Work instructions: The data below should be repeated exactly and in full.

Given data:

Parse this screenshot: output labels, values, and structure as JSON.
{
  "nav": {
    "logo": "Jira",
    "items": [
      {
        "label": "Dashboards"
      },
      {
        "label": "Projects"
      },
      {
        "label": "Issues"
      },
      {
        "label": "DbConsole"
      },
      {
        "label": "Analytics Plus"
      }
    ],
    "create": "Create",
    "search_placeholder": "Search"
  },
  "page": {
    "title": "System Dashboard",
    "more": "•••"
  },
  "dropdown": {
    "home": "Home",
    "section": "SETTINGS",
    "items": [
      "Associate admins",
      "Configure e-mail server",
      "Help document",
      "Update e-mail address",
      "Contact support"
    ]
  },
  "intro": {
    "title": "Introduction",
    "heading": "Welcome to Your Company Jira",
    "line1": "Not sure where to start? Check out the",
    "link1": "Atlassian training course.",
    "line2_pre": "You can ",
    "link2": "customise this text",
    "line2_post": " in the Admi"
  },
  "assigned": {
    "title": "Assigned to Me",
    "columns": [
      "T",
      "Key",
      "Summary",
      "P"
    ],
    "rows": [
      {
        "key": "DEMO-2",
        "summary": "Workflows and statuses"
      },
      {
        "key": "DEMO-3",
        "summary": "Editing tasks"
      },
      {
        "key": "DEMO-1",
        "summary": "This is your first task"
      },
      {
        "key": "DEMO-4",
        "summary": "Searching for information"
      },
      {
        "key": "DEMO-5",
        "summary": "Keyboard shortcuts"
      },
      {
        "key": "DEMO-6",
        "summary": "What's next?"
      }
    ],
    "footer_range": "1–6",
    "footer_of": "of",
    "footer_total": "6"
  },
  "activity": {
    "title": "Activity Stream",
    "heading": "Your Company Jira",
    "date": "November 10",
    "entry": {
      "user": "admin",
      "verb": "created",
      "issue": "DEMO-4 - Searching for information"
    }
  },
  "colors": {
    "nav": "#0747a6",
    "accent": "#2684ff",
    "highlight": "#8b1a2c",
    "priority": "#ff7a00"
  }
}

Reply to the task:
Parse this screenshot: output labels, values, and structure as JSON.
{
  "nav": {
    "logo": "Jira",
    "items": [
      {
        "label": "Dashboards"
      },
      {
        "label": "Projects"
      },
      {
        "label": "Issues"
      },
      {
        "label": "DbConsole"
      },
      {
        "label": "Analytics Plus"
      }
    ],
    "create": "Create",
    "search_placeholder": "Search"
  },
  "page": {
    "title": "System Dashboard",
    "more": "•••"
  },
  "dropdown": {
    "home": "Home",
    "section": "SETTINGS",
    "items": [
      "Associate admins",
      "Configure e-mail server",
      "Help document",
      "Update e-mail address",
      "Contact support"
    ]
  },
  "intro": {
    "title": "Introduction",
    "heading": "Welcome to Your Company Jira",
    "line1": "Not sure where to start? Check out the",
    "link1": "Atlassian training course.",
    "line2_pre": "You can ",
    "link2": "customise this text",
    "line2_post": " in the Admi"
  },
  "assigned": {
    "title": "Assigned to Me",
    "columns": [
      "T",
      "Key",
      "Summary",
      "P"
    ],
    "rows": [
      {
        "key": "DEMO-2",
        "summary": "Workflows and statuses"
      },
      {
        "key": "DEMO-3",
        "summary": "Editing tasks"
      },
      {
        "key": "DEMO-1",
        "summary": "This is your first task"
      },
      {
        "key": "DEMO-4",
        "summary": "Searching for information"
      },
      {
        "key": "DEMO-5",
        "summary": "Keyboard shortcuts"
      },
      {
        "key": "DEMO-6",
        "summary": "What's next?"
      }
    ],
    "footer_range": "1–6",
    "footer_of": "of",
    "footer_total": "6"
  },
  "activity": {
    "title": "Activity Stream",
    "heading": "Your Company Jira",
    "date": "November 10",
    "entry": {
      "user": "admin",
      "verb": "created",
      "issue": "DEMO-4 - Searching for information"
    }
  },
  "colors": {
    "nav": "#0747a6",
    "accent": "#2684ff",
    "highlight": "#8b1a2c",
    "priority": "#ff7a00"
  }
}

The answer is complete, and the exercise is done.